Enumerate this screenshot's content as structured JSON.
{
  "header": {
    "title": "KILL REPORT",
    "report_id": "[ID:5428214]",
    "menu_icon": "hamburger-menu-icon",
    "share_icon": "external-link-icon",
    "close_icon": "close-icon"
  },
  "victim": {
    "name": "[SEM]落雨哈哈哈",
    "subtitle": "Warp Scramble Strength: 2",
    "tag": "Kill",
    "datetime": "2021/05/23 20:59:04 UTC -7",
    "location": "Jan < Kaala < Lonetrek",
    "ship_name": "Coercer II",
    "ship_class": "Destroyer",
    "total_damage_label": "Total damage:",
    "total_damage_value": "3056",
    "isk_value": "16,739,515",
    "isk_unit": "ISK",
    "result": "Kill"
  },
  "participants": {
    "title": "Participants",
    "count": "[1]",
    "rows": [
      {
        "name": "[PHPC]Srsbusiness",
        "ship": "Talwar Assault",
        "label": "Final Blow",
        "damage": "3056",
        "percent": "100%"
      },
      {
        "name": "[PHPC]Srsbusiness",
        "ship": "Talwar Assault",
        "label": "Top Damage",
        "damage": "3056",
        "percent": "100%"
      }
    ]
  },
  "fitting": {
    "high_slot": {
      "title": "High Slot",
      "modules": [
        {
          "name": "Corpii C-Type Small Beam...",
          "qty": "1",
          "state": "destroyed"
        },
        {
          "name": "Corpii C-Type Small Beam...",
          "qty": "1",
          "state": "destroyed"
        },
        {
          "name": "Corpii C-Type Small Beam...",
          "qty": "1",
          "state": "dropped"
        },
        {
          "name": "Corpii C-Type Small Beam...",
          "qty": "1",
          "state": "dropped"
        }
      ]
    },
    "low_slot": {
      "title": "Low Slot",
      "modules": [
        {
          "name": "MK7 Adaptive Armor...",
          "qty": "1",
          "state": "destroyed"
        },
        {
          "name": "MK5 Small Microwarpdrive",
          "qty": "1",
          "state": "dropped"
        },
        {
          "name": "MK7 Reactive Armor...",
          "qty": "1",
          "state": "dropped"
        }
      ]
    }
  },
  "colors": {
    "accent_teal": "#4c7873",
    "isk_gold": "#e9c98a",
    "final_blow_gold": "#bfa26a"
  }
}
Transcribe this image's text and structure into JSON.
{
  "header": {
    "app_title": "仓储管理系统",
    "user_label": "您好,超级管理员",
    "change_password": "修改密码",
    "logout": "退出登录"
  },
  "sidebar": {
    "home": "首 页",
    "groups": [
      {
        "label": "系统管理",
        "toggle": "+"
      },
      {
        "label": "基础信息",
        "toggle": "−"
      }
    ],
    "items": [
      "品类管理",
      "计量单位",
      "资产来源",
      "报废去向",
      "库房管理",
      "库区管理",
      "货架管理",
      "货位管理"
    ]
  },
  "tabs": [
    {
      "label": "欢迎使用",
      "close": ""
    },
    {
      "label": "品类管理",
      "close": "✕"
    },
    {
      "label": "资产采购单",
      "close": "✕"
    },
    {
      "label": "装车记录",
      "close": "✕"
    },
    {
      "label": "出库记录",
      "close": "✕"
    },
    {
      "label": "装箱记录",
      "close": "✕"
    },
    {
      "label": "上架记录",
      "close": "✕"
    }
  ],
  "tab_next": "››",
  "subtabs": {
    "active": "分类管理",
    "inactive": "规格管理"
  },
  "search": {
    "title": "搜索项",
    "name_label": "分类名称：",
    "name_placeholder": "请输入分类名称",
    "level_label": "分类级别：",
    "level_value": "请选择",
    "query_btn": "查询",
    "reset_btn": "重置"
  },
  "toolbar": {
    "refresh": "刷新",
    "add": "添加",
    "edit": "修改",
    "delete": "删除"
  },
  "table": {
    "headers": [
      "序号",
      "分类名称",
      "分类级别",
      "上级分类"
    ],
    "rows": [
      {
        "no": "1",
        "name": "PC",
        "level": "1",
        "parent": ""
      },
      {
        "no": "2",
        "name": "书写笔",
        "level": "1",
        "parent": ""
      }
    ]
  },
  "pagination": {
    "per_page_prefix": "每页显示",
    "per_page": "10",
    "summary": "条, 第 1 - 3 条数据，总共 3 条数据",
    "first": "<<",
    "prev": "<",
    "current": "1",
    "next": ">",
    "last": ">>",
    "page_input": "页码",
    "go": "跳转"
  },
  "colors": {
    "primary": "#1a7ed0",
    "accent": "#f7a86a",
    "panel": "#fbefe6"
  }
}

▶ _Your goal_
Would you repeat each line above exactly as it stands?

▶ _Exercise response_
Enumerate this screenshot's content as structured JSON.
{
  "header": {
    "title": "KILL REPORT",
    "report_id": "[ID:5428214]",
    "menu_icon": "hamburger-menu-icon",
    "share_icon": "external-link-icon",
    "close_icon": "close-icon"
  },
  "victim": {
    "name": "[SEM]落雨哈哈哈",
    "subtitle": "Warp Scramble Strength: 2",
    "tag": "Kill",
    "datetime": "2021/05/23 20:59:04 UTC -7",
    "location": "Jan < Kaala < Lonetrek",
    "ship_name": "Coercer II",
    "ship_class": "Destroyer",
    "total_damage_label": "Total damage:",
    "total_damage_value": "3056",
    "isk_value": "16,739,515",
    "isk_unit": "ISK",
    "result": "Kill"
  },
  "participants": {
    "title": "Participants",
    "count": "[1]",
    "rows": [
      {
        "name": "[PHPC]Srsbusiness",
        "ship": "Talwar Assault",
        "label": "Final Blow",
        "damage": "3056",
        "percent": "100%"
      },
      {
        "name": "[PHPC]Srsbusiness",
        "ship": "Talwar Assault",
        "label": "Top Damage",
        "damage": "3056",
        "percent": "100%"
      }
    ]
  },
  "fitting": {
    "high_slot": {
      "title": "High Slot",
      "modules": [
        {
          "name": "Corpii C-Type Small Beam...",
          "qty": "1",
          "state": "destroyed"
        },
        {
          "name": "Corpii C-Type Small Beam...",
          "qty": "1",
          "state": "destroyed"
        },
        {
          "name": "Corpii C-Type Small Beam...",
          "qty": "1",
          "state": "dropped"
        },
        {
          "name": "Corpii C-Type Small Beam...",
          "qty": "1",
          "state": "dropped"
        }
      ]
    },
    "low_slot": {
      "title": "Low Slot",
      "modules": [
        {
          "name": "MK7 Adaptive Armor...",
          "qty": "1",
          "state": "destroyed"
        },
        {
          "name": "MK5 Small Microwarpdrive",
          "qty": "1",
          "state": "dropped"
        },
        {
          "name": "MK7 Reactive Armor...",
          "qty": "1",
          "state": "dropped"
        }
      ]
    }
  },
  "colors": {
    "accent_teal": "#4c7873",
    "isk_gold": "#e9c98a",
    "final_blow_gold": "#bfa26a"
  }
}
Transcribe this image's text and structure into JSON.
{
  "header": {
    "app_title": "仓储管理系统",
    "user_label": "您好,超级管理员",
    "change_password": "修改密码",
    "logout": "退出登录"
  },
  "sidebar": {
    "home": "首 页",
    "groups": [
      {
        "label": "系统管理",
        "toggle": "+"
      },
      {
        "label": "基础信息",
        "toggle": "−"
      }
    ],
    "items": [
      "品类管理",
      "计量单位",
      "资产来源",
      "报废去向",
      "库房管理",
      "库区管理",
      "货架管理",
      "货位管理"
    ]
  },
  "tabs": [
    {
      "label": "欢迎使用",
      "close": ""
    },
    {
      "label": "品类管理",
      "close": "✕"
    },
    {
      "label": "资产采购单",
      "close": "✕"
    },
    {
      "label": "装车记录",
      "close": "✕"
    },
    {
      "label": "出库记录",
      "close": "✕"
    },
    {
      "label": "装箱记录",
      "close": "✕"
    },
    {
      "label": "上架记录",
      "close": "✕"
    }
  ],
  "tab_next": "››",
  "subtabs": {
    "active": "分类管理",
    "inactive": "规格管理"
  },
  "search": {
    "title": "搜索项",
    "name_label": "分类名称：",
    "name_placeholder": "请输入分类名称",
    "level_label": "分类级别：",
    "level_value": "请选择",
    "query_btn": "查询",
    "reset_btn": "重置"
  },
  "toolbar": {
    "refresh": "刷新",
    "add": "添加",
    "edit": "修改",
    "delete": "删除"
  },
  "table": {
    "headers": [
      "序号",
      "分类名称",
      "分类级别",
      "上级分类"
    ],
    "rows": [
      {
        "no": "1",
        "name": "PC",
        "level": "1",
        "parent": ""
      },
      {
        "no": "2",
        "name": "书写笔",
        "level": "1",
        "parent": ""
      }
    ]
  },
  "pagination": {
    "per_page_prefix": "每页显示",
    "per_page": "10",
    "summary": "条, 第 1 - 3 条数据，总共 3 条数据",
    "first": "<<",
    "prev": "<",
    "current": "1",
    "next": ">",
    "last": ">>",
    "page_input": "页码",
    "go": "跳转"
  },
  "colors": {
    "primary": "#1a7ed0",
    "accent": "#f7a86a",
    "panel": "#fbefe6"
  }
}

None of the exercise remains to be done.